Not once, meanwhile, did I consider the potential legal ramifications. According to Reese & Richards PLLC, a law firm that specializes in MLM legal assistance and has worked with more than 1,500 direct-sales companies, MLMs work to sidestep the pyramid model by encouraging distributors to place large orders of inventory, which are often nonrefundable. Although the distributor makes a small percentage back on these purchases, the real value is for the sponsors and distributors in the upline, which make a generous profit. This evades the system’s real goal (recruitment) while allowing for hefty profits for those higher up the chain of command. Whether the downline is recruiting or buying large quantities of product, the desired result is the same: The more product sold, the more money the upline makes.
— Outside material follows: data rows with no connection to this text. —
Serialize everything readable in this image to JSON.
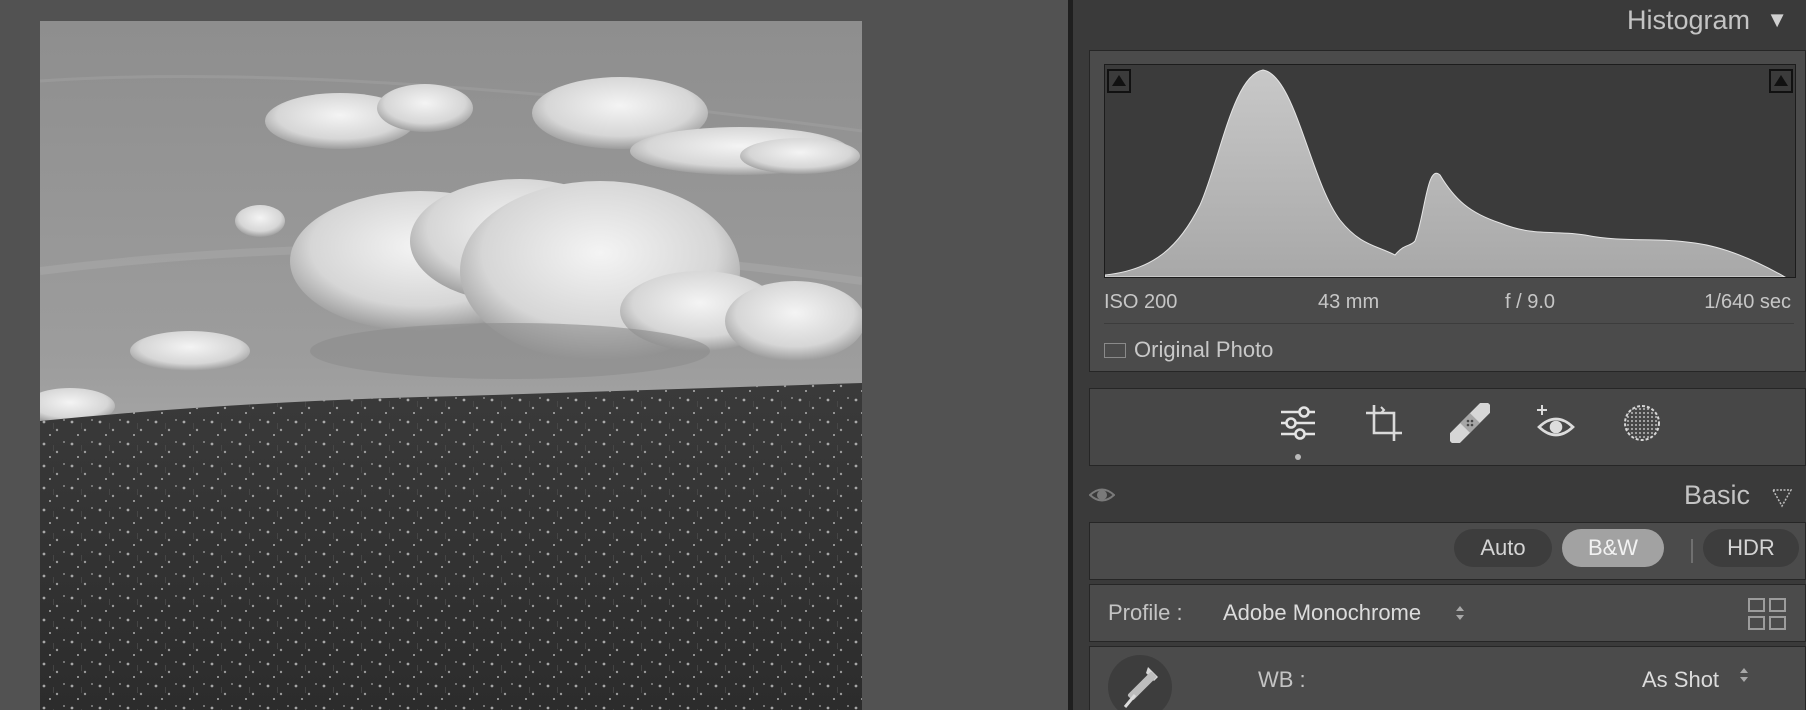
{
  "histogram": {
    "title": "Histogram",
    "exif": {
      "iso": "ISO 200",
      "focal": "43 mm",
      "aperture": "f / 9.0",
      "shutter": "1/640 sec"
    },
    "original_photo_label": "Original Photo"
  },
  "tools": [
    "edit-sliders-icon",
    "crop-icon",
    "healing-icon",
    "red-eye-icon",
    "masking-icon"
  ],
  "basic": {
    "title": "Basic",
    "buttons": {
      "auto": "Auto",
      "bw": "B&W",
      "hdr": "HDR"
    },
    "active_button": "bw",
    "profile_label": "Profile :",
    "profile_value": "Adobe Monochrome",
    "wb_label": "WB :",
    "wb_value": "As Shot"
  },
  "colors": {
    "panel": "#3a3a3a",
    "viewer": "#525252",
    "active_pill": "#a2a2a2"
  }
}
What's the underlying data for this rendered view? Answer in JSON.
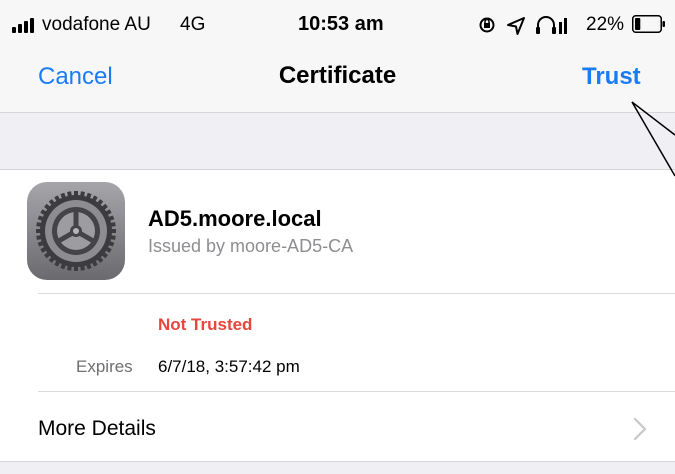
{
  "status_bar": {
    "carrier": "vodafone AU",
    "network": "4G",
    "time": "10:53 am",
    "battery_percent": "22%",
    "battery_level": 0.22,
    "icons": [
      "signal-bars-icon",
      "orientation-lock-icon",
      "location-arrow-icon",
      "headphones-icon",
      "battery-icon"
    ]
  },
  "nav": {
    "cancel_label": "Cancel",
    "title": "Certificate",
    "trust_label": "Trust"
  },
  "certificate": {
    "icon": "settings-gear-icon",
    "name": "AD5.moore.local",
    "issuer": "Issued by moore-AD5-CA",
    "trust_status": "Not Trusted",
    "expires_label": "Expires",
    "expires_value": "6/7/18, 3:57:42 pm"
  },
  "more_details": {
    "label": "More Details",
    "icon": "chevron-right-icon"
  },
  "colors": {
    "accent": "#1a7cf4",
    "warning": "#e8453c",
    "secondary_text": "#8e8e93",
    "bar_background": "#f7f7f7",
    "group_background": "#efeff4"
  }
}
Further legislation aiming to rein in MLMs is inevitable, and direct-sales companies continue to try to elude legal trouble through crafty language and complicated business models. In general, network marketing appears relatively harmless, and it’s easy to see the initial appeal, with its promises of fast money and self-made business opportunities, but one must always proceed with caution around these companies. As a distributor, your rights are few. Legal recourse, workers’ compensation, and employment law will seldom be on your side. While it may appear as such, multilevel marketing is not an employment opportunity, and other than your own unsold merchandise, there are no severance packages when you get “fired.”